[Dataset rows for apps and sites]
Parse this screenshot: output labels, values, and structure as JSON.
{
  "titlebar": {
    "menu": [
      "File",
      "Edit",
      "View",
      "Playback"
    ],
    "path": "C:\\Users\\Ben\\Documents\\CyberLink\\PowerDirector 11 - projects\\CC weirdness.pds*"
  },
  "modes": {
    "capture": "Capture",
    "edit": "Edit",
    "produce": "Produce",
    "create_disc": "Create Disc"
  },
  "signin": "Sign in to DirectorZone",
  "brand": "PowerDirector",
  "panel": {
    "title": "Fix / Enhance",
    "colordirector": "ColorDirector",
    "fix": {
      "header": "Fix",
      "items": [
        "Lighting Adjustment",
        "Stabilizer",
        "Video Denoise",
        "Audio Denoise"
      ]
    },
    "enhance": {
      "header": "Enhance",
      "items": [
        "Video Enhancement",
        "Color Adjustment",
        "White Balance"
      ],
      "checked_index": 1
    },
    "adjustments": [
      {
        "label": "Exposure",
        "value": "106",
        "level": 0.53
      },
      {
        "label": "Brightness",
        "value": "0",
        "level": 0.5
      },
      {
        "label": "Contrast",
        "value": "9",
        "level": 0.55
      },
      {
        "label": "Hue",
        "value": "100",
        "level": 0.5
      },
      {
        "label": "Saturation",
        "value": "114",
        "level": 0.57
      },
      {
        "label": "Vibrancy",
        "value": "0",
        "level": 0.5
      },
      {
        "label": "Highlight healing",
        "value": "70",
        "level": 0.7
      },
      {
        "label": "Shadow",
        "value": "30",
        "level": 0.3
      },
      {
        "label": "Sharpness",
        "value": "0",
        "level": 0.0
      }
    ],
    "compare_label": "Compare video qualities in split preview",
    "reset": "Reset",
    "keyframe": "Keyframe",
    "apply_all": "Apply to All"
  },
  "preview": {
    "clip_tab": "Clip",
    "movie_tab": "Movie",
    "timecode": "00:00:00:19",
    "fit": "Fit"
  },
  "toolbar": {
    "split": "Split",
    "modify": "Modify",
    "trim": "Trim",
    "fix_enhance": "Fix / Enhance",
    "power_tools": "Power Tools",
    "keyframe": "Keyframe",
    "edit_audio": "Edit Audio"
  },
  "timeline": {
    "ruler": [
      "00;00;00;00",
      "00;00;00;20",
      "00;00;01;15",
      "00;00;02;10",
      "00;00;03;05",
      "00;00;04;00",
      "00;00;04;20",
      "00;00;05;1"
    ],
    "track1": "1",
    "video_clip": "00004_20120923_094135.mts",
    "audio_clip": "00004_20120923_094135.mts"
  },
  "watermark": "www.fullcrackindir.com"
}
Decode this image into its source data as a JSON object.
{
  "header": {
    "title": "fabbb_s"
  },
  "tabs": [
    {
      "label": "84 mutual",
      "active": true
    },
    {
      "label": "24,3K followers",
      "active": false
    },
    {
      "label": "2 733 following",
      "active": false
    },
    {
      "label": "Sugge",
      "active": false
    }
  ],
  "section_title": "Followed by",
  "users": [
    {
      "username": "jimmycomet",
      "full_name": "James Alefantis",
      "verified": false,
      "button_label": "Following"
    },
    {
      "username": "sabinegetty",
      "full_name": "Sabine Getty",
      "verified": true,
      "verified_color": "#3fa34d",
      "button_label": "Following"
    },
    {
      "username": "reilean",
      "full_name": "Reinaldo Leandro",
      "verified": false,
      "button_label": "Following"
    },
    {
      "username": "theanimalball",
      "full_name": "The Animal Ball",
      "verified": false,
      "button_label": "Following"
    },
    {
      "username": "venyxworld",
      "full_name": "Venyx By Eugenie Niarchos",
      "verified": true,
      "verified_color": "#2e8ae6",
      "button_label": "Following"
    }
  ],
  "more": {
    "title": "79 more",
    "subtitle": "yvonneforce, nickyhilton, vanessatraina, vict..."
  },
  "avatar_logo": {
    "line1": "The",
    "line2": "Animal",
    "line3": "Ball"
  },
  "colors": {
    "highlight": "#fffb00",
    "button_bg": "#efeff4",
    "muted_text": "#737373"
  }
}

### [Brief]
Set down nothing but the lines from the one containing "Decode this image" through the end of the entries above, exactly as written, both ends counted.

### [Result for this exercise]
Decode this image into its source data as a JSON object.
{
  "header": {
    "title": "fabbb_s"
  },
  "tabs": [
    {
      "label": "84 mutual",
      "active": true
    },
    {
      "label": "24,3K followers",
      "active": false
    },
    {
      "label": "2 733 following",
      "active": false
    },
    {
      "label": "Sugge",
      "active": false
    }
  ],
  "section_title": "Followed by",
  "users": [
    {
      "username": "jimmycomet",
      "full_name": "James Alefantis",
      "verified": false,
      "button_label": "Following"
    },
    {
      "username": "sabinegetty",
      "full_name": "Sabine Getty",
      "verified": true,
      "verified_color": "#3fa34d",
      "button_label": "Following"
    },
    {
      "username": "reilean",
      "full_name": "Reinaldo Leandro",
      "verified": false,
      "button_label": "Following"
    },
    {
      "username": "theanimalball",
      "full_name": "The Animal Ball",
      "verified": false,
      "button_label": "Following"
    },
    {
      "username": "venyxworld",
      "full_name": "Venyx By Eugenie Niarchos",
      "verified": true,
      "verified_color": "#2e8ae6",
      "button_label": "Following"
    }
  ],
  "more": {
    "title": "79 more",
    "subtitle": "yvonneforce, nickyhilton, vanessatraina, vict..."
  },
  "avatar_logo": {
    "line1": "The",
    "line2": "Animal",
    "line3": "Ball"
  },
  "colors": {
    "highlight": "#fffb00",
    "button_bg": "#efeff4",
    "muted_text": "#737373"
  }
}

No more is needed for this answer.